Transcript of statement:
Hello—my name is Hannah Downey, and I’m the policy director at the Property and Environment Research Center. PERC is a conservation research institute dedicated to improving environmental quality through property rights and markets based in Bozeman. Thank you for the opportunity to share a comment in support of the American Prairie Reserve Bison Change of Use Environmental Assessment and the finding of no significant impact.
Contrary to the lobbying and litigation model that can make conservation a source of conflict, APR seeks to establish a large nature reserve by purchasing private lands from willing sellers, operating grazing leases on neighboring public lands, and incentivizing neighbors to adopt wildlife-friendly practices. As PERC’s research has shown, federal grazing regulations too often exacerbate conflict and APR’s alternative market- and property-rights based approach can promote better conservation outcomes. For these reasons, we support Alternative B to allow APR to convert their public grazing permits from cattle to bison.
The draft EA acknowledges that APR’s plan would likely improve the health of federal lands and the wildlife that rely on it. Plans to remove or upgrade fencing will reduce habitat fragmentation, facilitate big game migration, and improve Greater-Sage Grouse habitat. Additionally, the BLM has concluded the proposed action will help the agency meet and exceed standards for rangeland health and improve the overall health of riparian areas due to the unique grazing patterns of bison.
As the EA also explains, APR’s request to convert some of its public grazing allotments from season cattle to year-round bison grazing will not harm the public’s interest in these lands. Here, an organization seeks to use its property rights and associated grazing privileges to pursue conservation. So while APR’s goals may differ from other grazers, the BLM’s consideration should be the same: are the landowner’s plans consistent with the health and improvement of public land? In this case, the answer is clearly yes. And this approach is nothing new—the BLM has approved bison grazing on at least 39 allotments in the West, including authorizing year-round bison grazing on two allotments leased by APR. To deny the change of use request would attack the public grazing rights of everyone by undermining flexibility for all permit holders.

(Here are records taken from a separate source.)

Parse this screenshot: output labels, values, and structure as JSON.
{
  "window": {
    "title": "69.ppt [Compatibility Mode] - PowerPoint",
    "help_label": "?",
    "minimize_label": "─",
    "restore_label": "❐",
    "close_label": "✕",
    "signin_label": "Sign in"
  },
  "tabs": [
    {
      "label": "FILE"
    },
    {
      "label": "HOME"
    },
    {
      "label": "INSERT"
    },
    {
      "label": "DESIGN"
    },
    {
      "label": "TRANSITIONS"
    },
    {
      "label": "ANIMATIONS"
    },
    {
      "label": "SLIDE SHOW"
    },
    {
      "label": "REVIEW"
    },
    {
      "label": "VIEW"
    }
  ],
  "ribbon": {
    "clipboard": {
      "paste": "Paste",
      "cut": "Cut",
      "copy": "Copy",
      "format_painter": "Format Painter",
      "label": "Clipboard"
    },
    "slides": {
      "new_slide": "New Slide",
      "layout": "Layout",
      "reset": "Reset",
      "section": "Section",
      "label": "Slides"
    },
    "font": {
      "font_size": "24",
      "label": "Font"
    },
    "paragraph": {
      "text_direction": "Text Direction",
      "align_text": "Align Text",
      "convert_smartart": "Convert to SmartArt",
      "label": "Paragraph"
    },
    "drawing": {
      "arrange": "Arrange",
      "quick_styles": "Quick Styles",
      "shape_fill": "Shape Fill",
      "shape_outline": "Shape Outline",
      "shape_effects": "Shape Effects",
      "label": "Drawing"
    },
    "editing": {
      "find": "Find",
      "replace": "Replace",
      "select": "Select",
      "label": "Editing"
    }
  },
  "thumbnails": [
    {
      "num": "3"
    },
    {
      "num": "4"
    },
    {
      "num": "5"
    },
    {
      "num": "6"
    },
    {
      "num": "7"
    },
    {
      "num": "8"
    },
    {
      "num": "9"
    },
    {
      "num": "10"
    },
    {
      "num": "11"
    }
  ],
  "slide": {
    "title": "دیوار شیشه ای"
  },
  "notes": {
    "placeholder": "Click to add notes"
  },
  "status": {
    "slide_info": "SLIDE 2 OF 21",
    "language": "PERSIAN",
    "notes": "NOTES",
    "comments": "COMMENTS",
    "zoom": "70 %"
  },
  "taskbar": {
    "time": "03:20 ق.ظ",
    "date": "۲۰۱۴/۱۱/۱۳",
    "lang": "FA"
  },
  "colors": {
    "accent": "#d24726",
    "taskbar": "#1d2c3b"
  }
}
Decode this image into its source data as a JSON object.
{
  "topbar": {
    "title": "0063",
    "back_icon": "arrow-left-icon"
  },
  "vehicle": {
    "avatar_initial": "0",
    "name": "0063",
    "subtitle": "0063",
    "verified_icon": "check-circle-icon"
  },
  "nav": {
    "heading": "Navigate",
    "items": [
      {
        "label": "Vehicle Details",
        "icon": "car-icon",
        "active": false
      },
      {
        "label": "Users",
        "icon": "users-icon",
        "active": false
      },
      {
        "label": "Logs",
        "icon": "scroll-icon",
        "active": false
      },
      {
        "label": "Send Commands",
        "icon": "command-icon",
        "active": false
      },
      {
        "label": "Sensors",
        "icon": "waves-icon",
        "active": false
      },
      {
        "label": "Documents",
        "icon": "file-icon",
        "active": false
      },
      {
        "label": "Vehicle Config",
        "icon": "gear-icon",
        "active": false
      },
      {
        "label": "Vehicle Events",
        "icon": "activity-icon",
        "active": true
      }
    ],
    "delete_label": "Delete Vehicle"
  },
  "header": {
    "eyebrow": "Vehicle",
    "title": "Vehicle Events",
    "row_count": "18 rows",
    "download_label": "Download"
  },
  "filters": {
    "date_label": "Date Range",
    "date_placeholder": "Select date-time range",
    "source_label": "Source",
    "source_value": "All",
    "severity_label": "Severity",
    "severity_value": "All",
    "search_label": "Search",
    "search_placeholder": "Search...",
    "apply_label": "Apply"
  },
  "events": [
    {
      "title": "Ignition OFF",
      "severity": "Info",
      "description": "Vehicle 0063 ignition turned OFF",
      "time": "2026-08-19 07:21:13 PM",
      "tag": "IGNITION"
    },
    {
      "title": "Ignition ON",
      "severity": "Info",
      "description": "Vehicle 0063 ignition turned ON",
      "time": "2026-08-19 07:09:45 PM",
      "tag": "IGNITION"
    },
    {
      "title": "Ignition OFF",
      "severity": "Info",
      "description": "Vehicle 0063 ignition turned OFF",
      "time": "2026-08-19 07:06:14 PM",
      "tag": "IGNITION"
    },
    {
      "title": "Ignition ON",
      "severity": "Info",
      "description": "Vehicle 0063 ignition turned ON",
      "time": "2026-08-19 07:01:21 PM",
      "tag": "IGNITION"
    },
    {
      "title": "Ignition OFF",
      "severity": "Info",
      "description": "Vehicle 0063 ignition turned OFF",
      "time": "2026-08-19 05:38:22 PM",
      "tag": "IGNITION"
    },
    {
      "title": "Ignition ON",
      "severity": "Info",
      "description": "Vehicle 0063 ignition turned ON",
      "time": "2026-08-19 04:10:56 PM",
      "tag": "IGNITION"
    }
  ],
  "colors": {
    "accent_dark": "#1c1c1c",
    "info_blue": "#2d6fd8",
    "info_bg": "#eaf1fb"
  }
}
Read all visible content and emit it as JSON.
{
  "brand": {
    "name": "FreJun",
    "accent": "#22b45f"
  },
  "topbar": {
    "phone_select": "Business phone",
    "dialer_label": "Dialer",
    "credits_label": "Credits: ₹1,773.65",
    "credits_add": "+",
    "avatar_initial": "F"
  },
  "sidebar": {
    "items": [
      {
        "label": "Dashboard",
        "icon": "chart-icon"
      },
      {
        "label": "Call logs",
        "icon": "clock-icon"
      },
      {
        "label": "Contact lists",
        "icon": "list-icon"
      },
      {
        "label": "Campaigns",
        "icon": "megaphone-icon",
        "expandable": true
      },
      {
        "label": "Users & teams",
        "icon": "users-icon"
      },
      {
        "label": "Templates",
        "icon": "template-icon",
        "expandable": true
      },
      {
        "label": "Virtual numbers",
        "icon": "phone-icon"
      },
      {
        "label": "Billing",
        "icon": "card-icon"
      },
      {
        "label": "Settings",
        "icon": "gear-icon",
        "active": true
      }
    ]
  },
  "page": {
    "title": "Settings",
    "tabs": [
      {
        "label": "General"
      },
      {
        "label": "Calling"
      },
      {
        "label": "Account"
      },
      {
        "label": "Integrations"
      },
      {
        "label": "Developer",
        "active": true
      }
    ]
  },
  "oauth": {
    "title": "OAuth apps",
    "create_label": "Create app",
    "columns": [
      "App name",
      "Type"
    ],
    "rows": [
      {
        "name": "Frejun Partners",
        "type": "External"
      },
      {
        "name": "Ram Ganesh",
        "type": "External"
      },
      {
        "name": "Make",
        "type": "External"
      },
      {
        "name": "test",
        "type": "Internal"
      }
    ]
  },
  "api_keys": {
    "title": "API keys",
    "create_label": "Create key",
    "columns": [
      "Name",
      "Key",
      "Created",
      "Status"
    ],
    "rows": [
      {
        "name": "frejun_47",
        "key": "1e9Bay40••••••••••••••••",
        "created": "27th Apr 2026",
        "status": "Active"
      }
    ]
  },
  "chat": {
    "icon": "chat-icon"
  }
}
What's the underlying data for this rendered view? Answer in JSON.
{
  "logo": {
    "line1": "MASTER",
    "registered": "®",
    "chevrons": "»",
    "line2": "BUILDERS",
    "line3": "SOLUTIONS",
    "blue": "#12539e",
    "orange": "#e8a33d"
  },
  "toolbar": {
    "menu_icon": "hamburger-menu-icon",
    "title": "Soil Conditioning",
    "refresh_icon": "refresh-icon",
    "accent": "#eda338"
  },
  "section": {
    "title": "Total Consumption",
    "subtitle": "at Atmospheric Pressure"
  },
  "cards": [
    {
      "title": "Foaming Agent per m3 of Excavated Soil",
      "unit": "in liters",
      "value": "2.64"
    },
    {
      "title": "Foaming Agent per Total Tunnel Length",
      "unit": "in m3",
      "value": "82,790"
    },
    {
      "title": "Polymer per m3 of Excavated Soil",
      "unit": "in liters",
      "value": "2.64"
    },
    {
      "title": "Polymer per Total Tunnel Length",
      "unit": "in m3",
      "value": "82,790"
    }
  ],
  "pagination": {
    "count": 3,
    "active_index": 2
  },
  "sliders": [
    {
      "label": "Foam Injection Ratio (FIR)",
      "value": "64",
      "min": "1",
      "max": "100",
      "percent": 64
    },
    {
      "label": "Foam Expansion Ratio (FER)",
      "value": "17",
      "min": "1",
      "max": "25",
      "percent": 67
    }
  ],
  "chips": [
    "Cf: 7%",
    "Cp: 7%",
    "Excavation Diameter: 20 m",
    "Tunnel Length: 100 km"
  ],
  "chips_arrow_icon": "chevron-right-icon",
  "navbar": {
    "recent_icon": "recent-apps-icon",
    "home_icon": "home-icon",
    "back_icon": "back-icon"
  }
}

Montana’s ranchers and agricultural producers are important conservationists, and I appreciate their concerns over the future of their industry. People can disagree with the goals of APR, but there is no reason for believers in individual liberty, property rights, and free markets to abandon those values when a conversation group’s rights are at stake. Allowing APR to graze privately-owned bison on its federal allotments respects APR’s rights and, ultimately, honors all landowners’ rights to exercise their grazing privileges while promoting the health of federal lands.